» TASK TO COMPLETE: From the listing below, extract every line containing "icon".

__________________________________________________

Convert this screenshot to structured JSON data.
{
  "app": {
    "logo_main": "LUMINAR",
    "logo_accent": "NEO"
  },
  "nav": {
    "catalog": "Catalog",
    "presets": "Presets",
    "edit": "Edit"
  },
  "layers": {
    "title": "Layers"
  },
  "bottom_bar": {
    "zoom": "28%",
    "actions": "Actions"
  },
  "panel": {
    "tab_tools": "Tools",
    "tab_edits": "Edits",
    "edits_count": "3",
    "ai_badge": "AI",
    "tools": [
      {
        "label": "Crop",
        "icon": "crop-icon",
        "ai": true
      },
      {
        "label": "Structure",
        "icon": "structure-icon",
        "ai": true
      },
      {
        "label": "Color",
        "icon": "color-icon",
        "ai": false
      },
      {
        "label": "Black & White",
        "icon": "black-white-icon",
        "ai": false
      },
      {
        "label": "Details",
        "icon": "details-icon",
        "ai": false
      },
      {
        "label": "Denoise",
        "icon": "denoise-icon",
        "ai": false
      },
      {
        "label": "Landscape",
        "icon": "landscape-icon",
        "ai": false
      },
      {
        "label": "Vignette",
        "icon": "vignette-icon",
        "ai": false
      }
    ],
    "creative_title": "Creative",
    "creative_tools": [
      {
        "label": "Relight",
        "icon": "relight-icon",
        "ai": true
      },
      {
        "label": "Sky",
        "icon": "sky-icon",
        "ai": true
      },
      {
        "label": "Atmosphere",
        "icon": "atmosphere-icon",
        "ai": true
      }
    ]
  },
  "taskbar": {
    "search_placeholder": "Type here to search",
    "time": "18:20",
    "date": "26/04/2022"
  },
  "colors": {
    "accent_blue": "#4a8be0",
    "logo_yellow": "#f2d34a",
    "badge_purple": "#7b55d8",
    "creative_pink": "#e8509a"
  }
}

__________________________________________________

» ANSWER FOR THIS EXERCISE:
        "icon": "crop-icon",
        "icon": "structure-icon",
        "icon": "color-icon",
        "icon": "black-white-icon",
        "icon": "details-icon",
        "icon": "denoise-icon",
        "icon": "landscape-icon",
        "icon": "vignette-icon",
        "icon": "relight-icon",
        "icon": "sky-icon",
        "icon": "atmosphere-icon",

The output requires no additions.